───── Records to use

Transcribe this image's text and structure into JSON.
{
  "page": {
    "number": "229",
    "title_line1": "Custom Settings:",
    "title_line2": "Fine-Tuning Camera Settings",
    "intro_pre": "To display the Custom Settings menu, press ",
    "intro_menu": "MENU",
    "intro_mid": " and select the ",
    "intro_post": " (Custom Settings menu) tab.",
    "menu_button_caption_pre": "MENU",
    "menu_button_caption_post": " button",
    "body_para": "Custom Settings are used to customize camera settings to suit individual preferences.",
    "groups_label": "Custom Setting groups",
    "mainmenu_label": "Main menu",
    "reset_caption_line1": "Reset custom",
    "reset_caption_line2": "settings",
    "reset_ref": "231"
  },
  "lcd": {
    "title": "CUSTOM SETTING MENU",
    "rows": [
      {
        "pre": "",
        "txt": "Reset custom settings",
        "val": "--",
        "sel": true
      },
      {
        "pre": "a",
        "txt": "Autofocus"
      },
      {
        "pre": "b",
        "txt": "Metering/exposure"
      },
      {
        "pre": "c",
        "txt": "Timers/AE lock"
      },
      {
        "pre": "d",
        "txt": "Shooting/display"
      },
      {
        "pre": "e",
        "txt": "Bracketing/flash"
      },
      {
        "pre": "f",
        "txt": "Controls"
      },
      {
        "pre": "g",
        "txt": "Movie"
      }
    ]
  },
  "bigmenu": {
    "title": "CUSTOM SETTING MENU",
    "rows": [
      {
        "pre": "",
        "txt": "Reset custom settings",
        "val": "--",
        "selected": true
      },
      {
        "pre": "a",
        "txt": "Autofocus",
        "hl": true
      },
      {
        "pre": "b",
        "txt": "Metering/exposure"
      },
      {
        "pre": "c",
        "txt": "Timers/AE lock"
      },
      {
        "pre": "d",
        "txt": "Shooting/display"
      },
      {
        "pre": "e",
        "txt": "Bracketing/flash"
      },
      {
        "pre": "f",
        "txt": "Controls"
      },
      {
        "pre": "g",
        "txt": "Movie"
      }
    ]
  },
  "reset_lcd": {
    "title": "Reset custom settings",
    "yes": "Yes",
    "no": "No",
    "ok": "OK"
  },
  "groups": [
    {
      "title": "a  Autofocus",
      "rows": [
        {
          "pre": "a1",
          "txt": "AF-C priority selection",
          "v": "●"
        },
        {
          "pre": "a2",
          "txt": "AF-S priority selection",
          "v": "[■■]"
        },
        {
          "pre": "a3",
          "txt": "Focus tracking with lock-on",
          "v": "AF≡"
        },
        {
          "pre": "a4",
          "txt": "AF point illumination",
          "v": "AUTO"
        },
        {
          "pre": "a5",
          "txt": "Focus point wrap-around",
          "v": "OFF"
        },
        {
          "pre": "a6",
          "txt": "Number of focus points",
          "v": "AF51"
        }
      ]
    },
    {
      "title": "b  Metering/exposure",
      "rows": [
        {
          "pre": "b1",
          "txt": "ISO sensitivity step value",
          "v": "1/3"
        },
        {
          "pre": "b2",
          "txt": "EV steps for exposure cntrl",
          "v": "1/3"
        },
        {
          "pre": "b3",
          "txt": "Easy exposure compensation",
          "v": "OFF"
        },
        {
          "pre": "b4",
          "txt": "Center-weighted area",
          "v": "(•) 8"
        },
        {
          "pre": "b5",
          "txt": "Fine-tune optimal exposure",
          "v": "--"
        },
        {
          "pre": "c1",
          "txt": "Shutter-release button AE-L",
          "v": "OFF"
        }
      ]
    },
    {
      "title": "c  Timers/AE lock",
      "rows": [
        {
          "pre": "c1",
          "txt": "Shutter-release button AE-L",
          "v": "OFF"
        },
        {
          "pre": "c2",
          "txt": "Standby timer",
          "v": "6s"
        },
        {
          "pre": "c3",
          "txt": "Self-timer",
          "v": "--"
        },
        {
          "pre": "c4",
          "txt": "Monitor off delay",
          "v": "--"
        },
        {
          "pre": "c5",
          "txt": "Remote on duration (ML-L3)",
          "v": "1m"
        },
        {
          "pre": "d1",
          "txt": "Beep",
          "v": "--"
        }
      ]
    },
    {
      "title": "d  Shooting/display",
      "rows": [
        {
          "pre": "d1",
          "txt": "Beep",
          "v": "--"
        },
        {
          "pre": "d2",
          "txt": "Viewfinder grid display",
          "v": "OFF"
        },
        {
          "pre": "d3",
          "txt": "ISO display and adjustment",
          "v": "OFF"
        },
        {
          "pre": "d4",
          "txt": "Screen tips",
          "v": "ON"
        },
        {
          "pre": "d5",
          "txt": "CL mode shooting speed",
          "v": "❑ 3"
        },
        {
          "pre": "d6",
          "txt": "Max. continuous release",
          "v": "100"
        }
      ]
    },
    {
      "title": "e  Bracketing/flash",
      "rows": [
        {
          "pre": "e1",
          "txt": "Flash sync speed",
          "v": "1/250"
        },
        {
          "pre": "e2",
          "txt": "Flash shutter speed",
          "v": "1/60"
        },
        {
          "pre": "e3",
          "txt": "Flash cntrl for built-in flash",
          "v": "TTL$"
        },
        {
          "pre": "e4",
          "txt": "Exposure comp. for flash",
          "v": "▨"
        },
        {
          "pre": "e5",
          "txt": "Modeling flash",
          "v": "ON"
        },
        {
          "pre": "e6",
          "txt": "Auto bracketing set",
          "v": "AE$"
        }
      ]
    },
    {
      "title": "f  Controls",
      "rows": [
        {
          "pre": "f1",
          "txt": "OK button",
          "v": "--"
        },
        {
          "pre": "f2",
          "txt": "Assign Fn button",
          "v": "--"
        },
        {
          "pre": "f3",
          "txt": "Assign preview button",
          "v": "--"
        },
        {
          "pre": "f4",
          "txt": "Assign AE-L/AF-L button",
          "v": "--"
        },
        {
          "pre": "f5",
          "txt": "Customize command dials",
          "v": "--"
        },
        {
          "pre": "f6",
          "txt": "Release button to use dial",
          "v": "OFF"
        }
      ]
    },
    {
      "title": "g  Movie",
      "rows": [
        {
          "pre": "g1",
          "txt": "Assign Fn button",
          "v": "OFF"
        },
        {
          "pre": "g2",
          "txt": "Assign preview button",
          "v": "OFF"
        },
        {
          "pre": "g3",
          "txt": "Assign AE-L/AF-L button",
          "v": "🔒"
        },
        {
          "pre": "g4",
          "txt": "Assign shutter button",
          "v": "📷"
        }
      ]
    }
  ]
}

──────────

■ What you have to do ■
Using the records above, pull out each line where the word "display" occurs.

■ Exercise solution ■
    "intro_pre": "To display the Custom Settings menu, press ",
        "txt": "Shooting/display"
        "txt": "Shooting/display"
      "title": "d  Shooting/display",
          "txt": "Viewfinder grid display",
          "txt": "ISO display and adjustment",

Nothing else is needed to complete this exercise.